It’s a tradition passed down from generation to generation. No, we’re not referring to a favorite sports team or recipe for chicken soup or even whether an adult in today’s society needs to know how to change a tire. We’re referring to the tendency of older generations to grumble about, and often form myths regarding, a newer generation.

There’s been no disruption to the custom when it comes to Millennials, those born between the late 1970s and early 2000s. They often find themselves put in the role of the “bad guys” by Baby Boomers (born between the mid-1940s and mid-1960s) and Generation X (born between the mid-1960s and early 1980s).

But Millennials aren’t the bad guys. They are, by and large, hard-working and innovative. So if your organization is suffering from the aforementioned grumbling, here are some Millennial myths to confront and dispel.

Millennials are lazy

Millennials are the least engaged population in the workplace. That’s not a myth but, rather, the results of a 2016 Gallup poll that found only 29% of Millennials are engaged in their jobs. Older employees often interpret disengagement as laziness. Sometimes they’re right but, more often than not, a disengaged employee isn’t so much lazy as disconnected from his or her job. This is a fixable problem.

When it comes to Millennials, perhaps the most obvious step toward boosting engagement is by embracing (or further embracing) technology. Millennials grew up with advanced technological innovations exploding all around them. They integrate it seamlessly into their work and personal lives. For example, that same Gallup poll found 71% of Millennials cite the Internet as their primary news source.

Make clear that you intend to keep your organization’s technology as updated as possible. Inform Millennial employees that you’re willing to enlist their help in finding and implementing the best new hardware and software. Engagement can flourish with the right technological infrastructure in place.

Millennials need constant, undeserved praise

Baby Boomers and even many Gen Xers were raised and entered the workforce during times of less frequent feedback. Sure, they had teacher conferences and job reviews, but the emphasis was often on past performance rather than future development. So they see Millennials seeking out more regular feedback and some frown on it as “attention-seeking behavior.”

But Millennials have had a different experience. Schools and many of their employers had much more robust feedback systems in place. They’re used to constant feedback and, indeed, expect it. For instance, a 2015 survey by software providers Achievers found that 71% of Millennials said they expect immediate, rather than annual or semiannual, feedback.

Now that may sound daunting and unrealistic in the context of formal performance reviews. But you can teach managers and team leaders to provide more regular feedback in a variety of simple formats. Quick emails, friendly instant messages or brief hallway conversations can all fill the need.

Remember the technology angle, too. Millennials came of age playing sophisticated video games and using well-developed software. These things provide constant, immediate feedback and data.

Millennials are directionless and unattached

Older generations lived in times when job loyalty was much different. With pension plans in place and regional populations relatively less mobile, it wasn’t unusual to see someone work most of his or her adult life with one employer. As such, these older generations can grow frustrated watching Millennials come and go from an organization so rapidly.

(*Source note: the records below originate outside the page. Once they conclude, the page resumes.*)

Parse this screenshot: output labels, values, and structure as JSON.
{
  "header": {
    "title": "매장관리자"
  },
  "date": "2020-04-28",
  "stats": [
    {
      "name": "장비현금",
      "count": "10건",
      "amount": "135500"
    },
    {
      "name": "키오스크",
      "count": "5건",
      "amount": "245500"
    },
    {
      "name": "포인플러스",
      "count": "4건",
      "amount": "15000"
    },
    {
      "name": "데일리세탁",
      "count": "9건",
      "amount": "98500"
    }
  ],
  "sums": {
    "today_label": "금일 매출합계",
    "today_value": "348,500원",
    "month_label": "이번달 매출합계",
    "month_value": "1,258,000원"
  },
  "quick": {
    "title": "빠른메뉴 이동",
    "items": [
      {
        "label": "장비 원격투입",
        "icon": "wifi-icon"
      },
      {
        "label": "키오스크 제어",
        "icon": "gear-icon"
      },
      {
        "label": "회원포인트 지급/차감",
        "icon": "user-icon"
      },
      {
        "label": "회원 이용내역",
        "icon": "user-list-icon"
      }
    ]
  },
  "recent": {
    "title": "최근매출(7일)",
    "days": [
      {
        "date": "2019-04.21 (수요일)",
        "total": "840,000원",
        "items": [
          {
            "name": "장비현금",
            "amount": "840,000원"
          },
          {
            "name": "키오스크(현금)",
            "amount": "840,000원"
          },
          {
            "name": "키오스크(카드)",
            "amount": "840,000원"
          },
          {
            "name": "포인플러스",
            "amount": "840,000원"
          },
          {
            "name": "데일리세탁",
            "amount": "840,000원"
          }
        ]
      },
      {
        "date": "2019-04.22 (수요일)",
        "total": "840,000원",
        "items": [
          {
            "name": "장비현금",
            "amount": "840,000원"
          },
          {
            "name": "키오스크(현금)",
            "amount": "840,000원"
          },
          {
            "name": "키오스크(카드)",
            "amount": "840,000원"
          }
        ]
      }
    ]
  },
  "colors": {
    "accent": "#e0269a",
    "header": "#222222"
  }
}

But the current pace of job mobility didn’t start with Millennials. Recent Department of Labor data, compiled by the Pew Research Center, shows that people aged 18 to 35 in February 2016 (that is, Millennials) and those in February 2000 (that is, Gen Xers) both reported an average employment tenure of about 13 months. Thus, little has apparently changed for almost 20 years now in terms of how long many workers stay with an organization. Millennials aren’t any more or less loyal.

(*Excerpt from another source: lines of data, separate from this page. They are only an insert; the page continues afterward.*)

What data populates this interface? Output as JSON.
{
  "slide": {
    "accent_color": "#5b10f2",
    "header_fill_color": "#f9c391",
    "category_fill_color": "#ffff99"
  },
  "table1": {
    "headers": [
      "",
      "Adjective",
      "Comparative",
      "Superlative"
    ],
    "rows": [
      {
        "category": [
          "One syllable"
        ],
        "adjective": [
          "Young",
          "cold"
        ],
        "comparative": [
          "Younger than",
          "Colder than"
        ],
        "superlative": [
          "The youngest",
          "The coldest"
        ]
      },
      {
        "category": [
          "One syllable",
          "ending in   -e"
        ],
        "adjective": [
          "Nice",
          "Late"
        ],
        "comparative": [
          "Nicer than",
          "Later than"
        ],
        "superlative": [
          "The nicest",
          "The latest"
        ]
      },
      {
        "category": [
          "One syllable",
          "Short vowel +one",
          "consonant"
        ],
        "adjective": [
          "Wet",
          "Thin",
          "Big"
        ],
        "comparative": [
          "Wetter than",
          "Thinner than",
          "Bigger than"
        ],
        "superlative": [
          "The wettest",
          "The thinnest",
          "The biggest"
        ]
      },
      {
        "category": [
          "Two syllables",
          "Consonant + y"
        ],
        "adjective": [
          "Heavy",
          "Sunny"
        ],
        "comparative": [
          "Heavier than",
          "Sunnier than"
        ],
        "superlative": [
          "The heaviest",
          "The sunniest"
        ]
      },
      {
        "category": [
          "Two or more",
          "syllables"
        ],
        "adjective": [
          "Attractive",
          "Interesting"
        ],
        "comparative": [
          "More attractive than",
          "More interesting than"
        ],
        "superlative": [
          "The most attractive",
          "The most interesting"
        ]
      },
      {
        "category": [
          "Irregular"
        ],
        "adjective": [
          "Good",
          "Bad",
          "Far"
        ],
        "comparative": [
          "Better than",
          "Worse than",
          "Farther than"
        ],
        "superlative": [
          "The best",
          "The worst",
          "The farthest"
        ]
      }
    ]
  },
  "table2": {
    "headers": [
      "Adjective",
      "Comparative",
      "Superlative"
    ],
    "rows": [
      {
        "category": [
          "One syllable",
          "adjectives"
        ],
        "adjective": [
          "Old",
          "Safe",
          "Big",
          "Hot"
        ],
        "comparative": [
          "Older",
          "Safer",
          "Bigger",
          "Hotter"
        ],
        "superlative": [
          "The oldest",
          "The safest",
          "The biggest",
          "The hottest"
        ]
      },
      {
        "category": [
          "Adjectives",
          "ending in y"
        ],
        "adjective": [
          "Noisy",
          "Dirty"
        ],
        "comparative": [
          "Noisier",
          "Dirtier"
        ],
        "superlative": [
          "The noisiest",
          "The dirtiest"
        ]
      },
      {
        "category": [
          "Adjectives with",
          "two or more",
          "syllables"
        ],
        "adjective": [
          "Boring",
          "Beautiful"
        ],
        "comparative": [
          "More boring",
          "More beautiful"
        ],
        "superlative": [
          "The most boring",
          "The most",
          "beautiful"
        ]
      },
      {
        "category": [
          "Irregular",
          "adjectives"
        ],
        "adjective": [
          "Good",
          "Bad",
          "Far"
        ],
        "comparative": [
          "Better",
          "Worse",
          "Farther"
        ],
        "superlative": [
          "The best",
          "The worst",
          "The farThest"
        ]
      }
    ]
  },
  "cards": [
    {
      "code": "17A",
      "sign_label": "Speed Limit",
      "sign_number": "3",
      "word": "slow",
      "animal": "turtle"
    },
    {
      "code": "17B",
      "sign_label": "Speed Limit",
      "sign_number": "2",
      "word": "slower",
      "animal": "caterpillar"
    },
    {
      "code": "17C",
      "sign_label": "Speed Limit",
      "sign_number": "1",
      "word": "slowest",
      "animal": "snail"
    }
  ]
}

What’s important is, per the Gallup poll mentioned above, 87% of Millennials say professional development is important to them. So an employer that offers a strong performance management and development platform stands a stronger chance of keeping employees of this age group on staff.

In addition, it’s important to remember that Millennials aspire to succeed both at work and home. Work-life balance, like more regular feedback, is an expectation. For instance, nearly 20% of fathers surveyed in a 2014 study by Bentley University said an ideal career would provide time off to be with their children. Creating varying paths and time frames for advancement may help retain these workers. This might mean allowing parents to reduce their hours while their children are young, yet remain eligible for promotions.

Develop your talent

Yes, every new generation faces scrutiny from the generations that came before. It’s not necessarily a bad thing if we use the conversation productively to learn about our history and improve our future. Performance Dimensions Group can help you assess, train and develop all of your Millennial talent — and everyone else as well. Please contact us to get started.